START Input material

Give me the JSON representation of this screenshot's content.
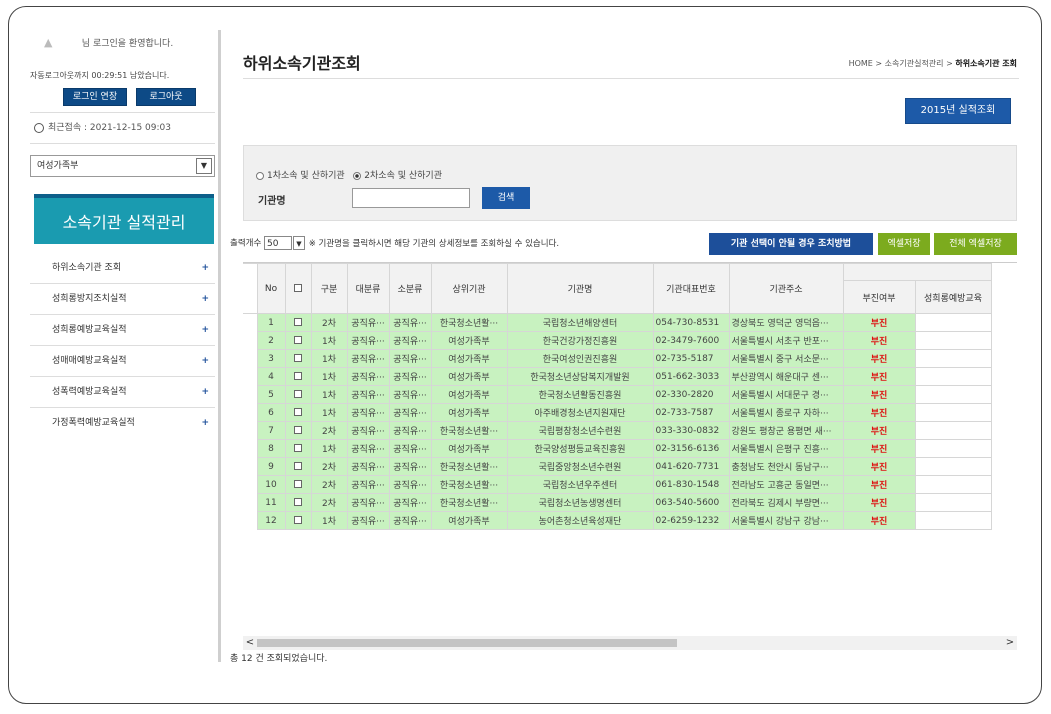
{
  "sidebar": {
    "welcome": "님 로그인을 환영합니다.",
    "auto_logout": "자동로그아웃까지 00:29:51 남았습니다.",
    "extend_label": "로그인 연장",
    "logout_label": "로그아웃",
    "last_access": "최근접속 : 2021-12-15 09:03",
    "org_select": "여성가족부",
    "banner": "소속기관 실적관리",
    "menu": [
      "하위소속기관 조회",
      "성희롱방지조치실적",
      "성희롱예방교육실적",
      "성매매예방교육실적",
      "성폭력예방교육실적",
      "가정폭력예방교육실적"
    ]
  },
  "header": {
    "title": "하위소속기관조회",
    "breadcrumb_prefix": "HOME > 소속기관실적관리 > ",
    "breadcrumb_current": "하위소속기관 조회",
    "year_button": "2015년 실적조회"
  },
  "search": {
    "radio1": "1차소속 및 산하기관",
    "radio2": "2차소속 및 산하기관",
    "org_label": "기관명",
    "search_button": "검색"
  },
  "toolbar": {
    "count_label": "출력개수",
    "count_value": "50",
    "hint": "※ 기관명을 클릭하시면 해당 기관의 상세정보를 조회하실 수 있습니다.",
    "guide_button": "기관 선택이 안될 경우 조치방법",
    "excel_button": "엑셀저장",
    "excel_all_button": "전체 엑셀저장"
  },
  "table": {
    "headers": {
      "no": "No",
      "type": "구분",
      "major": "대분류",
      "minor": "소분류",
      "parent": "상위기관",
      "name": "기관명",
      "phone": "기관대표번호",
      "address": "기관주소",
      "status": "부진여부",
      "edu": "성희롱예방교육"
    },
    "rows": [
      {
        "no": "1",
        "type": "2차",
        "major": "공직유···",
        "minor": "공직유···",
        "parent": "한국청소년활···",
        "name": "국립청소년해양센터",
        "phone": "054-730-8531",
        "address": "경상북도 영덕군 영덕읍···",
        "status": "부진"
      },
      {
        "no": "2",
        "type": "1차",
        "major": "공직유···",
        "minor": "공직유···",
        "parent": "여성가족부",
        "name": "한국건강가정진흥원",
        "phone": "02-3479-7600",
        "address": "서울특별시 서초구 반포···",
        "status": "부진"
      },
      {
        "no": "3",
        "type": "1차",
        "major": "공직유···",
        "minor": "공직유···",
        "parent": "여성가족부",
        "name": "한국여성인권진흥원",
        "phone": "02-735-5187",
        "address": "서울특별시 중구 서소문···",
        "status": "부진"
      },
      {
        "no": "4",
        "type": "1차",
        "major": "공직유···",
        "minor": "공직유···",
        "parent": "여성가족부",
        "name": "한국청소년상담복지개발원",
        "phone": "051-662-3033",
        "address": "부산광역시 해운대구 센···",
        "status": "부진"
      },
      {
        "no": "5",
        "type": "1차",
        "major": "공직유···",
        "minor": "공직유···",
        "parent": "여성가족부",
        "name": "한국청소년활동진흥원",
        "phone": "02-330-2820",
        "address": "서울특별시 서대문구 경···",
        "status": "부진"
      },
      {
        "no": "6",
        "type": "1차",
        "major": "공직유···",
        "minor": "공직유···",
        "parent": "여성가족부",
        "name": "아주배경청소년지원재단",
        "phone": "02-733-7587",
        "address": "서울특별시 종로구 자하···",
        "status": "부진"
      },
      {
        "no": "7",
        "type": "2차",
        "major": "공직유···",
        "minor": "공직유···",
        "parent": "한국청소년활···",
        "name": "국립평창청소년수련원",
        "phone": "033-330-0832",
        "address": "강원도 평창군 용평면 새···",
        "status": "부진"
      },
      {
        "no": "8",
        "type": "1차",
        "major": "공직유···",
        "minor": "공직유···",
        "parent": "여성가족부",
        "name": "한국양성평등교육진흥원",
        "phone": "02-3156-6136",
        "address": "서울특별시 은평구 진흥···",
        "status": "부진"
      },
      {
        "no": "9",
        "type": "2차",
        "major": "공직유···",
        "minor": "공직유···",
        "parent": "한국청소년활···",
        "name": "국립중앙청소년수련원",
        "phone": "041-620-7731",
        "address": "충청남도 천안시 동남구···",
        "status": "부진"
      },
      {
        "no": "10",
        "type": "2차",
        "major": "공직유···",
        "minor": "공직유···",
        "parent": "한국청소년활···",
        "name": "국립청소년우주센터",
        "phone": "061-830-1548",
        "address": "전라남도 고흥군 동일면···",
        "status": "부진"
      },
      {
        "no": "11",
        "type": "2차",
        "major": "공직유···",
        "minor": "공직유···",
        "parent": "한국청소년활···",
        "name": "국립청소년농생명센터",
        "phone": "063-540-5600",
        "address": "전라북도 김제시 부량면···",
        "status": "부진"
      },
      {
        "no": "12",
        "type": "1차",
        "major": "공직유···",
        "minor": "공직유···",
        "parent": "여성가족부",
        "name": "농어촌청소년육성재단",
        "phone": "02-6259-1232",
        "address": "서울특별시 강남구 강남···",
        "status": "부진"
      }
    ]
  },
  "footer": {
    "total": "총 12 건 조회되었습니다."
  }
}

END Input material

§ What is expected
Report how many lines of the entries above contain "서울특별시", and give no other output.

§ Response
6